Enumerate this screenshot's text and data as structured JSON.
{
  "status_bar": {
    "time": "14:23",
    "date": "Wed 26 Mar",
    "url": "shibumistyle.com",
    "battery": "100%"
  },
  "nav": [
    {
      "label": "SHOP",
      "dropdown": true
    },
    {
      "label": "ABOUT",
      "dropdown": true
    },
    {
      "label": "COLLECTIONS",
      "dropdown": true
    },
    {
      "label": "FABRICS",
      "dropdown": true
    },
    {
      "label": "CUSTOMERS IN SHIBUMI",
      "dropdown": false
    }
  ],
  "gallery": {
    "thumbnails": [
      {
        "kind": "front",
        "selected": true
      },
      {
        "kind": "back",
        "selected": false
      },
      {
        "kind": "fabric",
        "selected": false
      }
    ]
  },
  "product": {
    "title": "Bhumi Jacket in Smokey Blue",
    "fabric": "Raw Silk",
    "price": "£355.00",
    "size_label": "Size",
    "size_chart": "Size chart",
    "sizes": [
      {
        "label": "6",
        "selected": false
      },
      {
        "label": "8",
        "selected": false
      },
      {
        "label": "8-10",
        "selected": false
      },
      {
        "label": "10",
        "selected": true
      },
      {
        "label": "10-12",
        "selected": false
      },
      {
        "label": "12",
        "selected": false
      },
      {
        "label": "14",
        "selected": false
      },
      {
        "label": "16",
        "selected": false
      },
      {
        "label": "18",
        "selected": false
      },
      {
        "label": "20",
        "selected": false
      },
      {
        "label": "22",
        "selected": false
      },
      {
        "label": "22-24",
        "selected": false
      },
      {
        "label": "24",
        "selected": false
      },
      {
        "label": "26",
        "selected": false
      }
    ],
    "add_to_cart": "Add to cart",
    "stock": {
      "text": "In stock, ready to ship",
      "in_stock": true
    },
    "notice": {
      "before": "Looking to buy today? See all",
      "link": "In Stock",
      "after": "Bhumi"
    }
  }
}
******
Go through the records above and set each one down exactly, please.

Enumerate this screenshot's text and data as structured JSON.
{
  "status_bar": {
    "time": "14:23",
    "date": "Wed 26 Mar",
    "url": "shibumistyle.com",
    "battery": "100%"
  },
  "nav": [
    {
      "label": "SHOP",
      "dropdown": true
    },
    {
      "label": "ABOUT",
      "dropdown": true
    },
    {
      "label": "COLLECTIONS",
      "dropdown": true
    },
    {
      "label": "FABRICS",
      "dropdown": true
    },
    {
      "label": "CUSTOMERS IN SHIBUMI",
      "dropdown": false
    }
  ],
  "gallery": {
    "thumbnails": [
      {
        "kind": "front",
        "selected": true
      },
      {
        "kind": "back",
        "selected": false
      },
      {
        "kind": "fabric",
        "selected": false
      }
    ]
  },
  "product": {
    "title": "Bhumi Jacket in Smokey Blue",
    "fabric": "Raw Silk",
    "price": "£355.00",
    "size_label": "Size",
    "size_chart": "Size chart",
    "sizes": [
      {
        "label": "6",
        "selected": false
      },
      {
        "label": "8",
        "selected": false
      },
      {
        "label": "8-10",
        "selected": false
      },
      {
        "label": "10",
        "selected": true
      },
      {
        "label": "10-12",
        "selected": false
      },
      {
        "label": "12",
        "selected": false
      },
      {
        "label": "14",
        "selected": false
      },
      {
        "label": "16",
        "selected": false
      },
      {
        "label": "18",
        "selected": false
      },
      {
        "label": "20",
        "selected": false
      },
      {
        "label": "22",
        "selected": false
      },
      {
        "label": "22-24",
        "selected": false
      },
      {
        "label": "24",
        "selected": false
      },
      {
        "label": "26",
        "selected": false
      }
    ],
    "add_to_cart": "Add to cart",
    "stock": {
      "text": "In stock, ready to ship",
      "in_stock": true
    },
    "notice": {
      "before": "Looking to buy today? See all",
      "link": "In Stock",
      "after": "Bhumi"
    }
  }
}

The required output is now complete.